BLOG: Reaping the benefits in Uganda
By Susie Weldon, August 12, 2013:
||The benefits from Farming God's Way show in this healthy corn cob.
The weather has been baking hot in the week that I've been in Uganda but
rain has finally fallen on the capital city Kampala – and you can almost
hear the trees and shrubs sighing in relief. Uganda has been through a
long period of very hot, dry weather, with devastating consequences for
Driving through the countryside, you can see the lack of rain in the maize
stalks that rise, dried, bleached and withered, above the dusty earth.
Everyone I spoke to told me: “So many crops have failed, there was almost
100% failure. There are difficult times ahead; food prices will rise.”
And people will go hungry, was the unspoken thought hovering on the edge
of these conversations.
So it was wonderful to hear one of our faith partners, Hajjat Sebyala
Aphwa, exclaim excitedly: “Susie, this Farming God’s Way really works!”
Hajjat, who runs a women’s environment project for Muslim women, was one
of several Muslim and Christian faith partners funded by ARC to attend a
training course in Farming God’s Way (FGW) in January this year. FGW is a
Christian approach to sustainable agriculture which is based on minimum
disturbance of the soil.
Afterwards, she used the FGW techniques on her land. “This is the maize I
grew using Farming God’s Way. And this is the maize that was not Farming
God’s Way,” she said, showing me this photograph (right).
||A comparison with conventionally farmed corn shows how Farming God's Way improves the quality of produce.
As you can see, the FGW maize was twice the size of the traditionally
farmed maize. Other photos showed the cob plant looking dry and withered
on the stalk, compared to a green and healthy FGW maize plant.
This, after a prolonged dry period! I was excited to hear of Hajjat’s
first experience using Farming God’s Way - particularly she'd not had time
to prepare her vegetable garden properly as required.
"The soils were not exactly undisturbed but the results are encouraging,"
she told me. "Despite the fact that we have had a very prolonged drought
from early June into July, the FGW garden was able to somehow withstand it
and to give a good, healthy maize yield.
“Whilst the conventional gardens were drying off, those under FGW were
still green and healthy. Most farmers doing it the conventional way had
failed maize crops but FGW had a 50% survival rate, despite all the
||Conventional farming has given poor yields during the drought.
Farming God’s Way – and Farming in Allah’s Way, a Muslim approach to
agriculture which we will launch later this year – will play a big part in
the new network of faith groups working on the environment which we are
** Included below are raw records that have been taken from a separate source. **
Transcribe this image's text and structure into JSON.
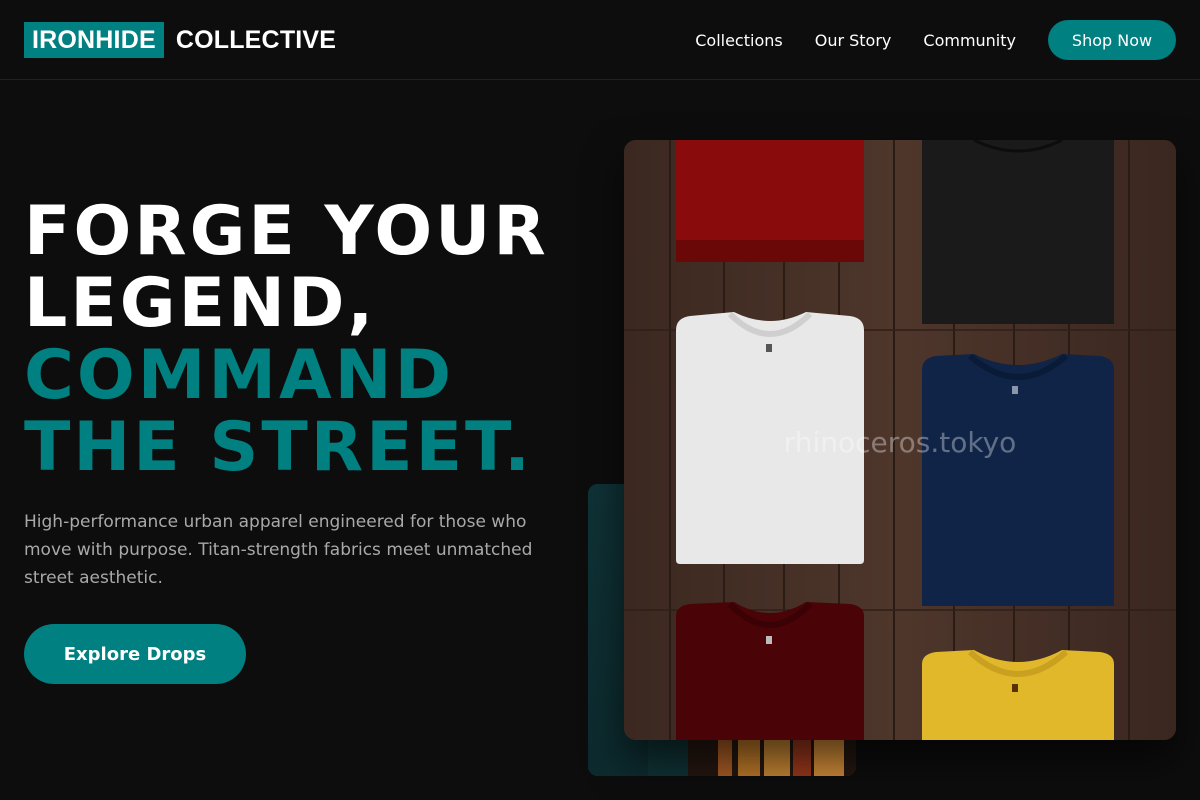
{
  "header": {
    "logo_primary": "IRONHIDE",
    "logo_secondary": "COLLECTIVE",
    "nav": [
      "Collections",
      "Our Story",
      "Community"
    ],
    "cta": "Shop Now"
  },
  "hero": {
    "headline_lines": [
      "FORGE YOUR",
      "LEGEND,"
    ],
    "headline_accent_lines": [
      "COMMAND",
      "THE STREET."
    ],
    "subcopy": "High-performance urban apparel engineered for those who move with purpose. Titan-strength fabrics meet unmatched street aesthetic.",
    "cta": "Explore Drops"
  },
  "images": {
    "main_alt_icon": "folded-tshirts-photo",
    "secondary_alt_icon": "clothing-rack-photo",
    "watermark": "rhinoceros.tokyo"
  },
  "colors": {
    "accent": "#008080",
    "background": "#0d0d0d",
    "muted_text": "#a9a9a9"
  }
}
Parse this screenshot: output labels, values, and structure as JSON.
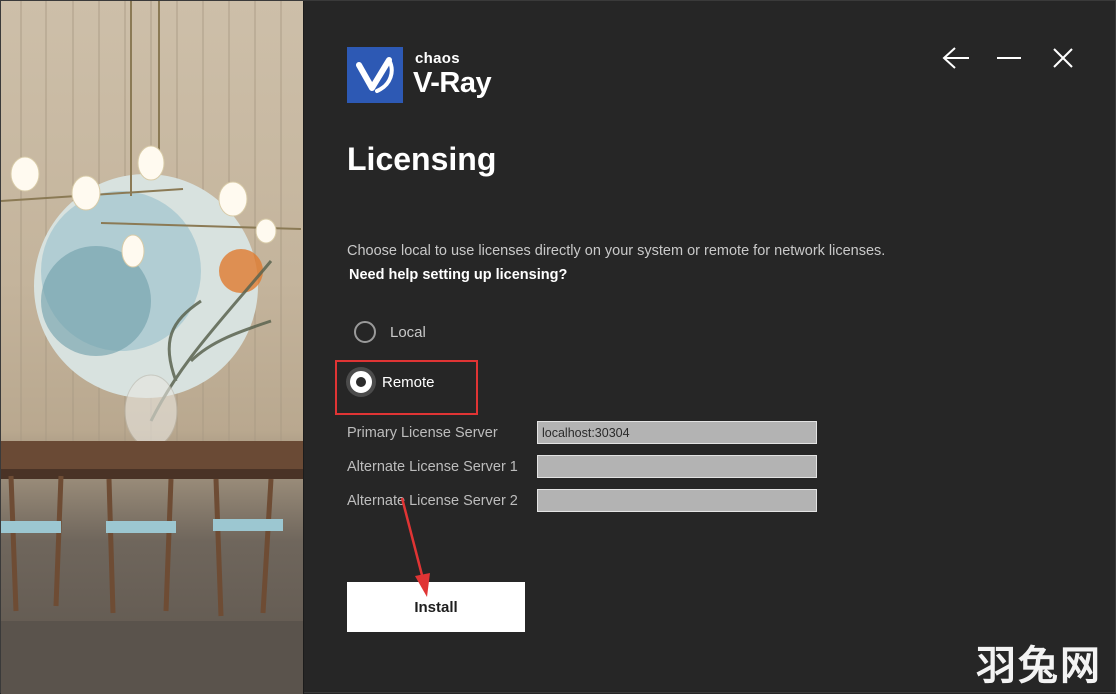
{
  "brand": {
    "company": "chaos",
    "product": "V-Ray",
    "accent_color": "#2d59b4"
  },
  "window_controls": {
    "back_icon": "arrow-left-icon",
    "minimize_icon": "minimize-icon",
    "close_icon": "close-icon"
  },
  "page": {
    "title": "Licensing",
    "description": "Choose local to use licenses directly on your system or remote for network licenses.",
    "help_link": "Need help setting up licensing?"
  },
  "license_mode": {
    "options": [
      {
        "label": "Local",
        "selected": false
      },
      {
        "label": "Remote",
        "selected": true
      }
    ]
  },
  "servers": {
    "primary_label": "Primary License Server",
    "primary_value": "localhost:30304",
    "alternate1_label": "Alternate License Server 1",
    "alternate1_value": "",
    "alternate2_label": "Alternate License Server 2",
    "alternate2_value": ""
  },
  "actions": {
    "install_label": "Install"
  },
  "annotations": {
    "highlight_color": "#e03434"
  },
  "watermark": "羽兔网"
}
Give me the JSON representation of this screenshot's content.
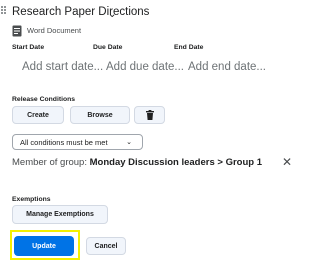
{
  "header": {
    "title": "Research Paper Directions",
    "doc_type": "Word Document"
  },
  "dates": [
    {
      "label": "Start Date",
      "placeholder": "Add start date..."
    },
    {
      "label": "Due Date",
      "placeholder": "Add due date..."
    },
    {
      "label": "End Date",
      "placeholder": "Add end date..."
    }
  ],
  "release": {
    "label": "Release Conditions",
    "create_label": "Create",
    "browse_label": "Browse",
    "condition_select": "All conditions must be met",
    "member_prefix": "Member of group:",
    "member_group": "Monday Discussion leaders > Group 1"
  },
  "exemptions": {
    "label": "Exemptions",
    "manage_label": "Manage Exemptions"
  },
  "footer": {
    "update_label": "Update",
    "cancel_label": "Cancel"
  },
  "colors": {
    "primary": "#0073e6",
    "highlight": "#f4f000",
    "secondary_button": "#f1f5fb"
  }
}
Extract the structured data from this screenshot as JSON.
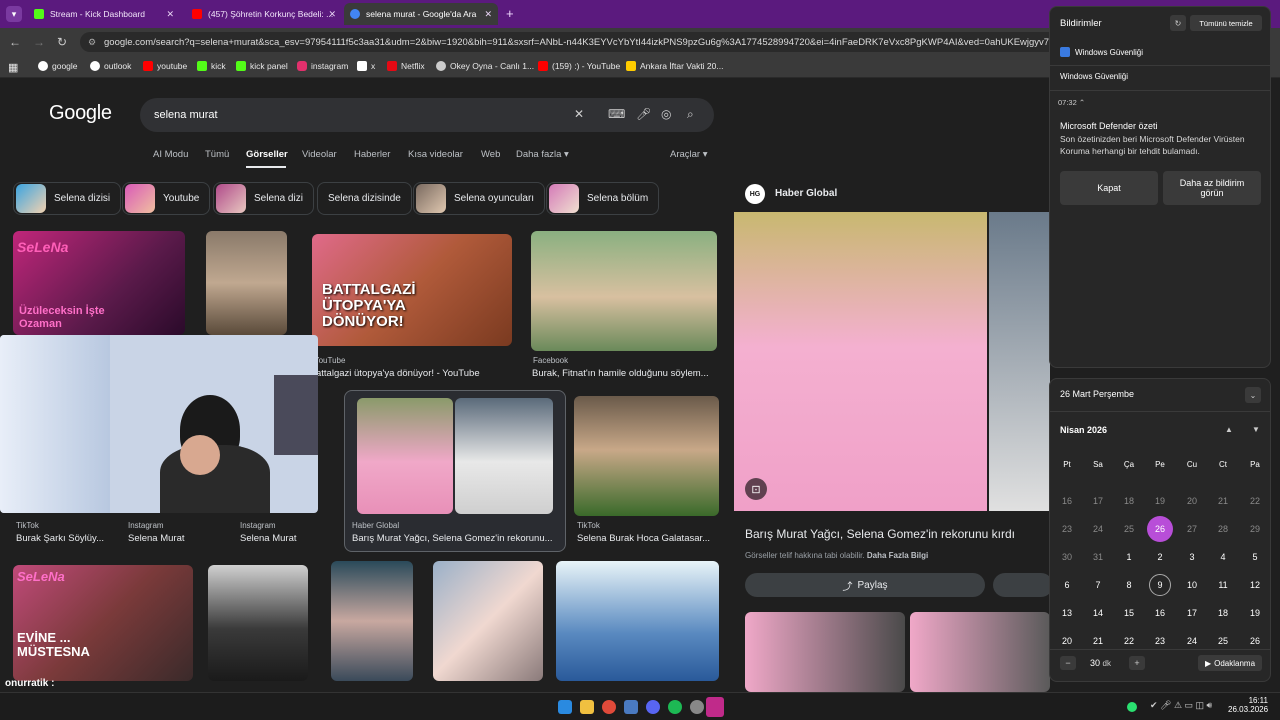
{
  "browser": {
    "tabs": [
      {
        "title": "Stream - Kick Dashboard",
        "color": "#53fc18",
        "active": false
      },
      {
        "title": "(457) Şöhretin Korkunç Bedeli: ...",
        "color": "#ff0000",
        "active": false
      },
      {
        "title": "selena murat - Google'da Ara",
        "color": "#4285f4",
        "active": true
      }
    ],
    "url": "google.com/search?q=selena+murat&sca_esv=97954111f5c3aa31&udm=2&biw=1920&bih=911&sxsrf=ANbL-n44K3EYVcYbYtI44izkPNS9pzGu6g%3A1774528994720&ei=4inFaeDRK7eVxc8PgKWP4AI&ved=0ahUKEwjgyv7Sy72...",
    "bookmarks": [
      {
        "label": "google",
        "color": "#ffffff"
      },
      {
        "label": "outlook",
        "color": "#ffffff"
      },
      {
        "label": "youtube",
        "color": "#ff0000"
      },
      {
        "label": "kick",
        "color": "#53fc18"
      },
      {
        "label": "kick panel",
        "color": "#53fc18"
      },
      {
        "label": "instagram",
        "color": "#e1306c"
      },
      {
        "label": "x",
        "color": "#ffffff"
      },
      {
        "label": "Netflix",
        "color": "#e50914"
      },
      {
        "label": "Okey Oyna - Canlı 1...",
        "color": "#cccccc"
      },
      {
        "label": "(159) :) - YouTube",
        "color": "#ff0000"
      },
      {
        "label": "Ankara İftar Vakti 20...",
        "color": "#ffcc00"
      }
    ]
  },
  "google": {
    "logo": "Google",
    "query": "selena murat",
    "tabs": [
      "AI Modu",
      "Tümü",
      "Görseller",
      "Videolar",
      "Haberler",
      "Kısa videolar",
      "Web",
      "Daha fazla ▾"
    ],
    "tools": "Araçlar ▾",
    "chips": [
      "Selena dizisi",
      "Youtube",
      "Selena dizi",
      "Selena dizisinde",
      "Selena oyuncuları",
      "Selena bölüm"
    ],
    "results": [
      {
        "source": "YouTube",
        "caption": "attalgazi ütopya'ya dönüyor! - YouTube",
        "overlay": "BATTALGAZİ ÜTOPYA'YA DÖNÜYOR!"
      },
      {
        "source": "Facebook",
        "caption": "Burak, Fitnat'ın hamile olduğunu söylem..."
      },
      {
        "source": "TikTok",
        "caption": "Burak Şarkı Söylüy..."
      },
      {
        "source": "Instagram",
        "caption": "Selena Murat"
      },
      {
        "source": "Instagram",
        "caption": "Selena Murat"
      },
      {
        "source": "Haber Global",
        "caption": "Barış Murat Yağcı, Selena Gomez'in rekorunu..."
      },
      {
        "source": "TikTok",
        "caption": "Selena Burak Hoca Galatasar..."
      }
    ],
    "overlay_texts": {
      "r1": "Üzüleceksin İşte Ozaman",
      "r5": "EVİNE ... MÜSTESNA",
      "selena_logo": "SeLeNa"
    },
    "panel": {
      "source": "Haber Global",
      "source_badge": "HG",
      "title": "Barış Murat Yağcı, Selena Gomez'in rekorunu kırdı",
      "disclaimer": "Görseller telif hakkına tabi olabilir.",
      "more": "Daha Fazla Bilgi",
      "share": "Paylaş"
    }
  },
  "notifications": {
    "header": "Bildirimler",
    "clear": "Tümünü temizle",
    "app": "Windows Güvenliği",
    "group": "Windows Güvenliği",
    "time": "07:32",
    "title": "Microsoft Defender özeti",
    "body": "Son özetinizden beri Microsoft Defender Virüsten Koruma herhangi bir tehdit bulamadı.",
    "btn_close": "Kapat",
    "btn_less": "Daha az bildirim görün"
  },
  "calendar": {
    "date_header": "26 Mart Perşembe",
    "month": "Nisan 2026",
    "weekdays": [
      "Pt",
      "Sa",
      "Ça",
      "Pe",
      "Cu",
      "Ct",
      "Pa"
    ],
    "days": [
      [
        "16",
        "17",
        "18",
        "19",
        "20",
        "21",
        "22"
      ],
      [
        "23",
        "24",
        "25",
        "26",
        "27",
        "28",
        "29"
      ],
      [
        "30",
        "31",
        "1",
        "2",
        "3",
        "4",
        "5"
      ],
      [
        "6",
        "7",
        "8",
        "9",
        "10",
        "11",
        "12"
      ],
      [
        "13",
        "14",
        "15",
        "16",
        "17",
        "18",
        "19"
      ],
      [
        "20",
        "21",
        "22",
        "23",
        "24",
        "25",
        "26"
      ]
    ],
    "focus_value": "30",
    "focus_unit": "dk",
    "focus_btn": "Odaklanma"
  },
  "stream": {
    "chat_user": "onurratik :"
  },
  "taskbar": {
    "time": "16:11",
    "date": "26.03.2026"
  }
}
establishing in Uganda.
The network will be a platform for encouraging environmental action by
faith groups, sharing ideas and experience, and building partnerships with
other organisations working on sustainable land management.
Our faith partners’ aim is, of course, to improve their people’s lives by
helping them produce more food without damaging their environment, both
now and for future generations. Farming God’s Way can help them do that.
Unfortunately, it can’t do much about the biggest problem Hajjat
encountered with her first FGW maize crop. “Many people resorted to
stealing from our FGW as the cobs were really big, healthy and
attractive,” she said.
Then she shrugged philosophically. “I understand why – they needed food.”
Read more about Farming God's Way here.
Read another blog about Farming God's Way in Tanzania here.